Pull out each line of the data that includes the word "title".

Segment Start: DATA PROVIDED

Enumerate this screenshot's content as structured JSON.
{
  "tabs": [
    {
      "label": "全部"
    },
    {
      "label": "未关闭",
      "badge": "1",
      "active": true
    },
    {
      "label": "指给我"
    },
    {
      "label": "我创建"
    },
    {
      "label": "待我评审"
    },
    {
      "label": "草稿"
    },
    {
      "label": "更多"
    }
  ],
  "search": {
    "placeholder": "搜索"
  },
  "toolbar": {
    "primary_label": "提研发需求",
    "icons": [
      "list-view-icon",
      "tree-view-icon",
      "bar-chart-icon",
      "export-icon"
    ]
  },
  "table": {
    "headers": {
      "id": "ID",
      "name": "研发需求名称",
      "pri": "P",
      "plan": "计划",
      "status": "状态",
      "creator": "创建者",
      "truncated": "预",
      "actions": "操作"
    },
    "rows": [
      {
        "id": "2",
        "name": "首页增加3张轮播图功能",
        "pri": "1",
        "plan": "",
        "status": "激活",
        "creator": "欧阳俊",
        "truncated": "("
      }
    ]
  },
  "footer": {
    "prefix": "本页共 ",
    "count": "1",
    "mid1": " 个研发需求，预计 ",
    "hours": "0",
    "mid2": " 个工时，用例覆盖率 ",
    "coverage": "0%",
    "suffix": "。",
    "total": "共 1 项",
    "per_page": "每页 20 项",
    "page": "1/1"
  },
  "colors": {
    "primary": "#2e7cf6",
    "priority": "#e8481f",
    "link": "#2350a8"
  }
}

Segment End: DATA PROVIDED
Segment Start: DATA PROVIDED

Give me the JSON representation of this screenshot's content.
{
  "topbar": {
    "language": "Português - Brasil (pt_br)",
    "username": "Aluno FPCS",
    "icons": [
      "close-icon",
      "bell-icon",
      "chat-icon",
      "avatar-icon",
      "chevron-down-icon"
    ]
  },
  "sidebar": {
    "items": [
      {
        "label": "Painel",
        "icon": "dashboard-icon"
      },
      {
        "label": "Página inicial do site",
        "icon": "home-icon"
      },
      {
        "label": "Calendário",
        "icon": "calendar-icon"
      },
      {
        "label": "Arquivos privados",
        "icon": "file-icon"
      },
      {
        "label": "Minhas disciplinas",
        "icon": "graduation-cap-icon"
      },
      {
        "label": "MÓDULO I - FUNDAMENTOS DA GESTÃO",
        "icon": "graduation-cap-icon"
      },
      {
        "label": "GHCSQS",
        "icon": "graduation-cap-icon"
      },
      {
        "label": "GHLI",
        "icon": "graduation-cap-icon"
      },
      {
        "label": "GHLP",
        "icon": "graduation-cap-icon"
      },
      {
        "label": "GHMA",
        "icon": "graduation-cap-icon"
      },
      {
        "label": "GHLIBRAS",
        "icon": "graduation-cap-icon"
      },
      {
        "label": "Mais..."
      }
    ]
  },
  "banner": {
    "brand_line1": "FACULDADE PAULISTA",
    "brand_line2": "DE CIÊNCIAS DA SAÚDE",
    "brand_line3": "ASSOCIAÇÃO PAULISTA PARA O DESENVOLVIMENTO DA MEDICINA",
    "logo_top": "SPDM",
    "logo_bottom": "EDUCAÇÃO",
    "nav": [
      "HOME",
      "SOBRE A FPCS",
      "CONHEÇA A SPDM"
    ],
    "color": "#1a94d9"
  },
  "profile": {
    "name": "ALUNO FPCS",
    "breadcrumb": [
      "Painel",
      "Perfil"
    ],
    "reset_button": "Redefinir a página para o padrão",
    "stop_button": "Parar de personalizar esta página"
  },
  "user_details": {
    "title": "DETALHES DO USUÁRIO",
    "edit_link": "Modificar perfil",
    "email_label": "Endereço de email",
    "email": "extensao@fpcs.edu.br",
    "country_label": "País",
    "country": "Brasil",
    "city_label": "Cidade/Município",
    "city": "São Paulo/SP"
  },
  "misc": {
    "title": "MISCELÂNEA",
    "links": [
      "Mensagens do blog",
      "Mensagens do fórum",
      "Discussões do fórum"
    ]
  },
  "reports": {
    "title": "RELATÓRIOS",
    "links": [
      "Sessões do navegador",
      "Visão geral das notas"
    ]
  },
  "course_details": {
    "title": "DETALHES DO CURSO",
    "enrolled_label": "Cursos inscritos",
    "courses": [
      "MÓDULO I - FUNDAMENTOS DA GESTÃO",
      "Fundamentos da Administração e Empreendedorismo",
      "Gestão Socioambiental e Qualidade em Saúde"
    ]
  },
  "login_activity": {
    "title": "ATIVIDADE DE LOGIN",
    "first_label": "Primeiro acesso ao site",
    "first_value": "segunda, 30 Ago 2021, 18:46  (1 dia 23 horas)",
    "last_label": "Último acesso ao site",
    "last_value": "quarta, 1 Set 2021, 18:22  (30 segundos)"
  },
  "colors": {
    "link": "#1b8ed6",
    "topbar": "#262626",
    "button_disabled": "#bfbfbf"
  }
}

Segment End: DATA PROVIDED

# SOLUTION TO THIS EXERCISE
    "title": "DETALHES DO USUÁRIO",
    "title": "MISCELÂNEA",
    "title": "RELATÓRIOS",
    "title": "DETALHES DO CURSO",
    "title": "ATIVIDADE DE LOGIN",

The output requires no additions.